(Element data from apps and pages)
····················

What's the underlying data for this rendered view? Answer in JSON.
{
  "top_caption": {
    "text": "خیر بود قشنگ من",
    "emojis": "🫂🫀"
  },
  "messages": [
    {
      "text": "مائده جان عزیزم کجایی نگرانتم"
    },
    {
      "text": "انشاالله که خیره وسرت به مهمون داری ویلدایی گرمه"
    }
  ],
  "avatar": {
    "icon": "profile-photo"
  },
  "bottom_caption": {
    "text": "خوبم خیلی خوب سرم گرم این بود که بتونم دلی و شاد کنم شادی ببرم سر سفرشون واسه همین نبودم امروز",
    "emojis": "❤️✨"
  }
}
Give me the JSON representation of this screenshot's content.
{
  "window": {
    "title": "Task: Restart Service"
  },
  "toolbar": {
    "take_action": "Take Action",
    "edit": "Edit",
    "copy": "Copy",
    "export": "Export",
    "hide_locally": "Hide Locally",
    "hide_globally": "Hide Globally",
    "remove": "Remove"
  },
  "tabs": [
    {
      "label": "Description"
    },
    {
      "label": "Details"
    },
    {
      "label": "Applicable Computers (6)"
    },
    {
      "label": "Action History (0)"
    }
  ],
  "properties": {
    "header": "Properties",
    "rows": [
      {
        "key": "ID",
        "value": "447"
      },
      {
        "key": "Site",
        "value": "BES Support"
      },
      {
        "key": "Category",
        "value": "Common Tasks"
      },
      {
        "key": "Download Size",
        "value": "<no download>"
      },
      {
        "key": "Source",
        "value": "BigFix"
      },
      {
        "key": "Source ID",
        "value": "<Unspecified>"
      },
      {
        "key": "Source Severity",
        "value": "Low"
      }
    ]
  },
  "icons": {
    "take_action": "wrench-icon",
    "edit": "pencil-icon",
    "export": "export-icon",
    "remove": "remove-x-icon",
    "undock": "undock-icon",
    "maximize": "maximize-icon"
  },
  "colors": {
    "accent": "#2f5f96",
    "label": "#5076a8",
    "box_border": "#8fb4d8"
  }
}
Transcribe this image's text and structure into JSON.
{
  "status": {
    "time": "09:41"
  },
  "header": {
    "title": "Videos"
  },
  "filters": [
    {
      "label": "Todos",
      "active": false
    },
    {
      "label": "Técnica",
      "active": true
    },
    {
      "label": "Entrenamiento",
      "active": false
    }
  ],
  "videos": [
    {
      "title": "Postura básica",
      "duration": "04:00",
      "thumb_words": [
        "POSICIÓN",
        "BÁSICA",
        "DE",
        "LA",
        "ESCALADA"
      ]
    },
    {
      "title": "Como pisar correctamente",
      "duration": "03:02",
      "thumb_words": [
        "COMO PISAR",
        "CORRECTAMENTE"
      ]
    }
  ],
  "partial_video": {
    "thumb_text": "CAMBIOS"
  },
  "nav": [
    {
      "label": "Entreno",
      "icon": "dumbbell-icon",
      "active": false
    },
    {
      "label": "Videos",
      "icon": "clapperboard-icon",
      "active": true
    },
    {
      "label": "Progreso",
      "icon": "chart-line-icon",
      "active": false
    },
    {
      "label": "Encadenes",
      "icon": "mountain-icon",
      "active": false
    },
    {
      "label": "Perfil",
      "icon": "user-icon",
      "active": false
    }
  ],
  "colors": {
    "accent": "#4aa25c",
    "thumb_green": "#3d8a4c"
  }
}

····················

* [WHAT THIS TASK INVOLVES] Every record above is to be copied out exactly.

* [TASK ANSWER]
What's the underlying data for this rendered view? Answer in JSON.
{
  "top_caption": {
    "text": "خیر بود قشنگ من",
    "emojis": "🫂🫀"
  },
  "messages": [
    {
      "text": "مائده جان عزیزم کجایی نگرانتم"
    },
    {
      "text": "انشاالله که خیره وسرت به مهمون داری ویلدایی گرمه"
    }
  ],
  "avatar": {
    "icon": "profile-photo"
  },
  "bottom_caption": {
    "text": "خوبم خیلی خوب سرم گرم این بود که بتونم دلی و شاد کنم شادی ببرم سر سفرشون واسه همین نبودم امروز",
    "emojis": "❤️✨"
  }
}
Give me the JSON representation of this screenshot's content.
{
  "window": {
    "title": "Task: Restart Service"
  },
  "toolbar": {
    "take_action": "Take Action",
    "edit": "Edit",
    "copy": "Copy",
    "export": "Export",
    "hide_locally": "Hide Locally",
    "hide_globally": "Hide Globally",
    "remove": "Remove"
  },
  "tabs": [
    {
      "label": "Description"
    },
    {
      "label": "Details"
    },
    {
      "label": "Applicable Computers (6)"
    },
    {
      "label": "Action History (0)"
    }
  ],
  "properties": {
    "header": "Properties",
    "rows": [
      {
        "key": "ID",
        "value": "447"
      },
      {
        "key": "Site",
        "value": "BES Support"
      },
      {
        "key": "Category",
        "value": "Common Tasks"
      },
      {
        "key": "Download Size",
        "value": "<no download>"
      },
      {
        "key": "Source",
        "value": "BigFix"
      },
      {
        "key": "Source ID",
        "value": "<Unspecified>"
      },
      {
        "key": "Source Severity",
        "value": "Low"
      }
    ]
  },
  "icons": {
    "take_action": "wrench-icon",
    "edit": "pencil-icon",
    "export": "export-icon",
    "remove": "remove-x-icon",
    "undock": "undock-icon",
    "maximize": "maximize-icon"
  },
  "colors": {
    "accent": "#2f5f96",
    "label": "#5076a8",
    "box_border": "#8fb4d8"
  }
}
Transcribe this image's text and structure into JSON.
{
  "status": {
    "time": "09:41"
  },
  "header": {
    "title": "Videos"
  },
  "filters": [
    {
      "label": "Todos",
      "active": false
    },
    {
      "label": "Técnica",
      "active": true
    },
    {
      "label": "Entrenamiento",
      "active": false
    }
  ],
  "videos": [
    {
      "title": "Postura básica",
      "duration": "04:00",
      "thumb_words": [
        "POSICIÓN",
        "BÁSICA",
        "DE",
        "LA",
        "ESCALADA"
      ]
    },
    {
      "title": "Como pisar correctamente",
      "duration": "03:02",
      "thumb_words": [
        "COMO PISAR",
        "CORRECTAMENTE"
      ]
    }
  ],
  "partial_video": {
    "thumb_text": "CAMBIOS"
  },
  "nav": [
    {
      "label": "Entreno",
      "icon": "dumbbell-icon",
      "active": false
    },
    {
      "label": "Videos",
      "icon": "clapperboard-icon",
      "active": true
    },
    {
      "label": "Progreso",
      "icon": "chart-line-icon",
      "active": false
    },
    {
      "label": "Encadenes",
      "icon": "mountain-icon",
      "active": false
    },
    {
      "label": "Perfil",
      "icon": "user-icon",
      "active": false
    }
  ],
  "colors": {
    "accent": "#4aa25c",
    "thumb_green": "#3d8a4c"
  }
}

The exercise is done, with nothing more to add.